Alcohol Consumption A Risk Factor For Obesity?
Alcohol consumption along with physical inactivity and an unhealthy diet is one of the significant causes of disability and diseases. Public awareness of alcohol harm is limited to almost 90% of people unaware that alcohol causes cancer.
Alcohol beverages have been consumed by humans since times immemorial for a variety of reasons like during celebrations, for releasing the stress of the entire day, for getting high, for releasing pressure and so much more. Nowadays, recreational alcohol intake is standard across the globe giving rise to health and social problems.
Although moderate alcohol consumption is harmless, excessive alcohol consumption is the third leading cause of premature death. Obesity is one of the results of excessive alcohol consumption.

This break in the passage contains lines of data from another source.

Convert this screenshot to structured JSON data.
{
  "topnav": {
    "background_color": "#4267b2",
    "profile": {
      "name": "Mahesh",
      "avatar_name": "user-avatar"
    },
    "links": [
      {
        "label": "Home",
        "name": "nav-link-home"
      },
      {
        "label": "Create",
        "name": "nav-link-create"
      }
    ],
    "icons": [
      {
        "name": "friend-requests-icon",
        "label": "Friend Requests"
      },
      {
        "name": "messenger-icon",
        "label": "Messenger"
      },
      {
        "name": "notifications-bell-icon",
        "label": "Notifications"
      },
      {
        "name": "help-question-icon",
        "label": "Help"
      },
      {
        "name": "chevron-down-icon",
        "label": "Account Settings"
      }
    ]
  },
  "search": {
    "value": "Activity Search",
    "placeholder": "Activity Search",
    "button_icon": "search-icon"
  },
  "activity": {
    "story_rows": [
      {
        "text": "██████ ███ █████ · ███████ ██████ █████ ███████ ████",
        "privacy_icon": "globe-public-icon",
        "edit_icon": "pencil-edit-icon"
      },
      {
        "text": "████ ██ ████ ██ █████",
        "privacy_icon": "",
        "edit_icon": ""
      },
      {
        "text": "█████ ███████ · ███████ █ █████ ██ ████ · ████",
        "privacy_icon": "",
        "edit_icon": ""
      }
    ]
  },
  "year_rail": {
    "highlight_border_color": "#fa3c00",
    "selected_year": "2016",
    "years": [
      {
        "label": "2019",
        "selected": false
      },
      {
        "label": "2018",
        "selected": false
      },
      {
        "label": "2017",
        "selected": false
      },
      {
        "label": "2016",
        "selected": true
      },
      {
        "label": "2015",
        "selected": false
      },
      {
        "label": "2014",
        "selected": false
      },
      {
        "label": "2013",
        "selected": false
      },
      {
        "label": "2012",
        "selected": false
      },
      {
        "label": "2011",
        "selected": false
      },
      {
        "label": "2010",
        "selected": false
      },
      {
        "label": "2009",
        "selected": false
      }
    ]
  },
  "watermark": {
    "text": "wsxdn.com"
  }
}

Among the many problems associated with heavy drinkings, like cancer and brain tumor, the relationship between alcohol intake and body weight has been extensively studied over the past years. Since both alcohol consumption and obesity are of public health concern, it is being taken into consideration to understand the association between alcohol consumption and excess body weight.
A study on the effects of alcohol consumption on body weight indicated that alcohol intake is not associated with body mass index (BMI) in men, and not associated with BMI in women.
The recent study shows that the risk of obesity was 70% higher in the people who are heavy drinkers as compared to the ones who drink less. To be more precise excess of alcohol consumption in both males and females is one reason behind increasing abdominal fat, which turns out to be very stubborn to burn.
We might not generally see today’s generation in coffee houses or libraries, and we would rather find them in taverns or retail shops selling alcohol. Australia’s current alcohol taxation system is complex and illogical.
Most alcoholic beverages are taxed based on their alcohol content, but different rates of tax are applied to different products.Beers have the lowest rates, and spirits and ready to drink beverages (such as a can of bourbon and cola) have the highest. Wine is taxed using a different system based on the final wholesale price.
Not as lofty and foolproof, but increasing the price of alcohol is one of the most effective ways of reducing consumption to reduce obesity. Most of the population consuming heavy quantity of alcohol belongs to the upper middle class, and hence an increase in prices would make them lower the consumption of alcohol to not go in debt.